Quick word association: friction. What’s your one-word response? I imagine responses ranging from expressions of stress and impatience to gratitude and relief, with few neutral responses. Depending on your response, you may be bewildered at the opposite point view. The truth is, unless you have escaped the earth’s atmosphere, you are never free from friction. Understanding different types of friction will help you decide if friction in business is a friend or foe.
Friction is resistance that one object encounters when moving over another. Friction presupposes movement or intended movement. If you desire for your business to stay exactly where it is and never move to a new level of performance, friction is a moot point. Unless of course you wonder how it feels to get rolled over by more ambitious firms. If you ARE interested in moving on to something bigger or better, here are the four types of friction you need to consider.
Static friction means an object is immovable. I do not believe you want that for yourself. The idea of momentum is to be moving with such force that all other objects in your path are blown out of the way. But if you are starting something new, finding anchors to push against is a great way to get started. In fact, if you cannot find static friction you may have a hard time getting started at all.
Anyone who has ever watched the Summer Olympics has seen static friction at work in track and field sprint events. When the distance to be covered is only 100 meters, the first few meters of the race can make all the difference. Unlike long distance events in which competitors start from a standing position, sprinters line up in starting blocks to get the maximum push.
I know you’re thinking, “Hey, I’m not a start-up!” I am still talking directly to you. I know that you have had many ideas to grow your business that you have never acted upon. I am talking to anybody that has ever wanted to start anything new in business.
Find what is permanent, lean on it, and push off! My thoughts dart to loyal customers, referral sources, or even joint venture partners. And, I would never get a new start on anything unless I were completely satisfied that it was congruent with my mission and values.
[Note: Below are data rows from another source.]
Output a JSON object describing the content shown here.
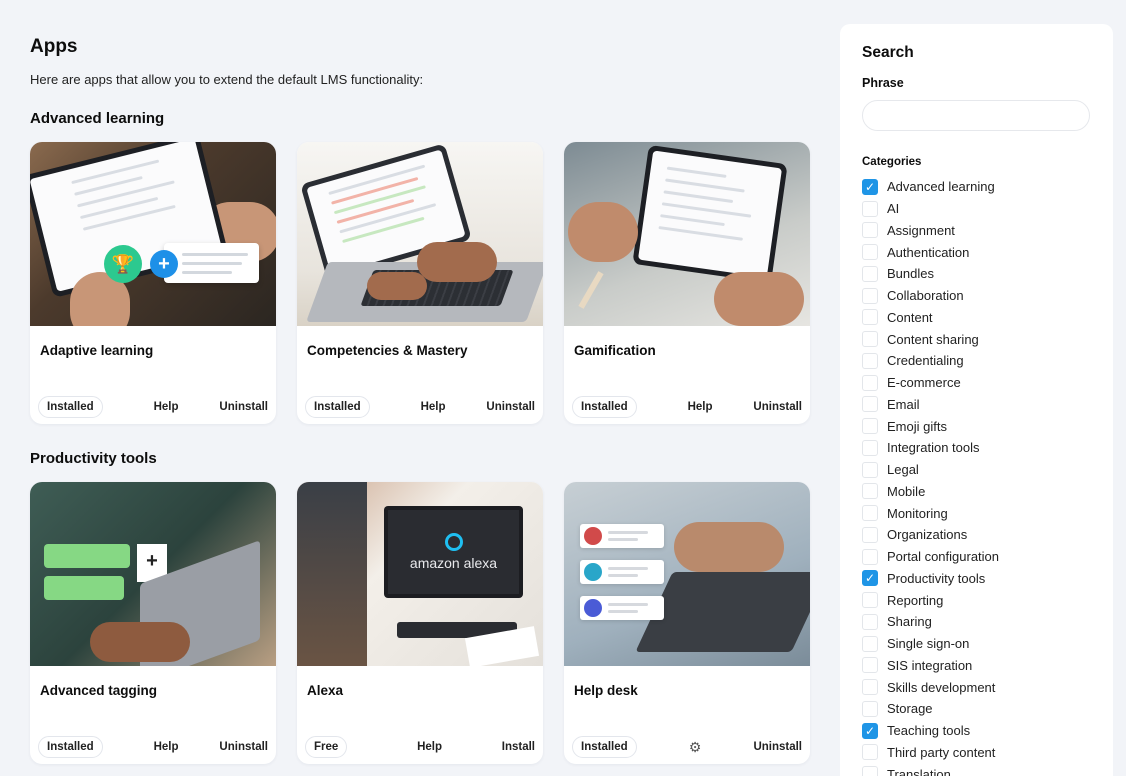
{
  "page": {
    "title": "Apps",
    "description": "Here are apps that allow you to extend the default LMS functionality:"
  },
  "sections": [
    {
      "title": "Advanced learning",
      "cards": [
        {
          "name": "Adaptive learning",
          "badge": "Installed",
          "help": "Help",
          "action": "Uninstall"
        },
        {
          "name": "Competencies & Mastery",
          "badge": "Installed",
          "help": "Help",
          "action": "Uninstall"
        },
        {
          "name": "Gamification",
          "badge": "Installed",
          "help": "Help",
          "action": "Uninstall"
        }
      ]
    },
    {
      "title": "Productivity tools",
      "cards": [
        {
          "name": "Advanced tagging",
          "badge": "Installed",
          "help": "Help",
          "action": "Uninstall"
        },
        {
          "name": "Alexa",
          "badge": "Free",
          "help": "Help",
          "action": "Install",
          "thumb_text": "amazon alexa"
        },
        {
          "name": "Help desk",
          "badge": "Installed",
          "help_icon": "gear-icon",
          "action": "Uninstall"
        }
      ]
    }
  ],
  "sidebar": {
    "title": "Search",
    "phrase_label": "Phrase",
    "phrase_value": "",
    "categories_label": "Categories",
    "accent_color": "#1f95e6",
    "categories": [
      {
        "label": "Advanced learning",
        "checked": true
      },
      {
        "label": "AI",
        "checked": false
      },
      {
        "label": "Assignment",
        "checked": false
      },
      {
        "label": "Authentication",
        "checked": false
      },
      {
        "label": "Bundles",
        "checked": false
      },
      {
        "label": "Collaboration",
        "checked": false
      },
      {
        "label": "Content",
        "checked": false
      },
      {
        "label": "Content sharing",
        "checked": false
      },
      {
        "label": "Credentialing",
        "checked": false
      },
      {
        "label": "E-commerce",
        "checked": false
      },
      {
        "label": "Email",
        "checked": false
      },
      {
        "label": "Emoji gifts",
        "checked": false
      },
      {
        "label": "Integration tools",
        "checked": false
      },
      {
        "label": "Legal",
        "checked": false
      },
      {
        "label": "Mobile",
        "checked": false
      },
      {
        "label": "Monitoring",
        "checked": false
      },
      {
        "label": "Organizations",
        "checked": false
      },
      {
        "label": "Portal configuration",
        "checked": false
      },
      {
        "label": "Productivity tools",
        "checked": true
      },
      {
        "label": "Reporting",
        "checked": false
      },
      {
        "label": "Sharing",
        "checked": false
      },
      {
        "label": "Single sign-on",
        "checked": false
      },
      {
        "label": "SIS integration",
        "checked": false
      },
      {
        "label": "Skills development",
        "checked": false
      },
      {
        "label": "Storage",
        "checked": false
      },
      {
        "label": "Teaching tools",
        "checked": true
      },
      {
        "label": "Third party content",
        "checked": false
      },
      {
        "label": "Translation",
        "checked": false
      }
    ]
  }
}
You can almost feel the heat once you get started – pushing, pulling, dragging your project to fruition. It is hard to separate the multiple gravitational forces at work to work on them independently – economic forces, competitive forces, or undercapitalization.
The most tangible sliding friction element you may experience is overhead costs – those fixed expenses that can only be alleviated by the margin in your product sales. Sell, sell, sell! And don’t give it away. The market may be initially resistant to a new product offering. Be relentless in helping customers understand you value proposition. You may learn some valuable “tweaks” to your offering from them in the process.
Warning: beware of volatile people and substances. Everyone knows sliding friction can start fires.
Okay, you are rolling now. No more pushing, pulling, and dragging. You are building momentum. Suddenly you have the opposite problem……how do I keep this thing on the road while building speed? You have a nice course laid out and everyone seems to be working together, but if your tires are not gripping the pavement, you will end up in a ditch, upside down with tires spinning.
It was hard fighting through sliding friction. You may want a break, but you must sponsor healthy friction to keep moving where you want to go. Push your clients to tell you what’s NOT working, even if you are getting five stars on Google. Your clients’ honesty will give you that grip on reality that will keep you hugging the road and working hard for them, even as you navigate twists and turns in your business model based on their feedback.
Internally, wage a disciplined campaign against “Yes people”. Skip a layer when asking questions internally. You will quickly find out what’s really happening. Then, challenge supervisors and managers. Whether clients or employees, it takes courage to hear the truth, but that healthy tension is necessary to act upon issues before it is too late.
Fluids are often used as lubricants. Lubricants can be helpful in overcoming sliding friction, but dangerous when trying to maintain rolling friction – a paradox. Many automobile accidents occur during rainstorms, or on oil slicks. Fluid friction is a little different from lubrication. It usually involves an object so large that the only possible way to move it forward is to float it.
When I think of objects that fit with fluid friction, I think about ocean liners, cruise ships, and aircraft carriers. When a tugboat pulls a large vessel out of a harbor, the benefits of fluid friction are obvious. It seems incongruous to see something so small commanding the movement of a hulking object.
But it still takes tremendous power to move these objects forward. Aircraft carriers are propelled by nuclear power. No disrespect intended, but if you thought you were working hard to get your business through the sliding friction of year one, imagine the cumulative energy required to keep a Fortune 100 company moving forward. Something close to splitting atoms! Leave nuclear science out of it. Would you rather swim a mile or walk a mile?
You may be thinking, “That doesn’t sound like me! I am just a small business.” As a small business owner, you will understand fluid friction cash is running low. Business liquidity masks a wide variety of operational issues. If you have cash, you can keep fighting. Cash allows you to keep moving forward as you tinker, adjust to profitability swings, or even find yourself beached by unexpected crises like COVID.
Friction: friend or foe? It depends on the situation. Just take the time to understand what it is that you really need to move forward.